Some others may argue, however, that there is another source, besides the Due Process Clauses, for federal courts’ power to immunize: It is simply Article III of the Constitution, which endows federal courts with the power, in the first place, to resolve “cases that arise under the Constitution.”
Along with this power, this argument would run, comes adequate power to ensure access to the federal courts. Very few people can wait months and years to vindicate what they believe to be their constitutional rights. Yet waiting for a final Supreme Court ruling (or denial of review) in a particular case will typically take months or years.

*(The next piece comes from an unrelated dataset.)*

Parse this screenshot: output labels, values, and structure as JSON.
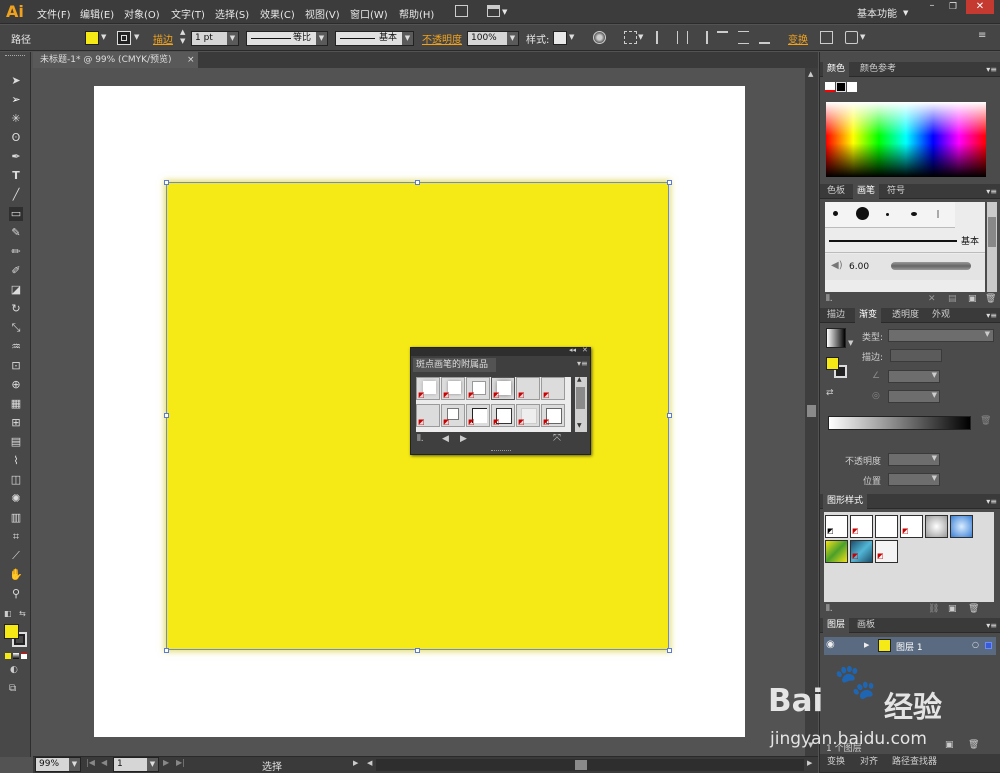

If plaintiffs must wait that long to rely on a ruling—before they can safely perform the acts they have wanted to perform all along—then they may not bother to bring their cases in the first place. Instead, they may simply forgo their desires, and perhaps their rights, and forget about challenging the statute at all.
The issue that the Supreme Court has so far left unresolved—of whether a Supreme or lower federal court injunction can be relied upon to confer immunity from prosecution—ought to be definitively answered, one way or the other, so that litigants know where they stand.
It may well be that, as a practical matter, the federal and state prosecutors are unlikely to “reach back” and prosecute persons who acted at a time an injunction was in effect. But, on the other hand, some prosecutors might well be tempted to do so, especially when it comes to politically-charged matters, like abortion in Mississippi (the conflict with which this column began.) Accordingly, Congress and/or the federal judiciary should clarify things so that people can know how much—or how little—injunctive relief is really worth.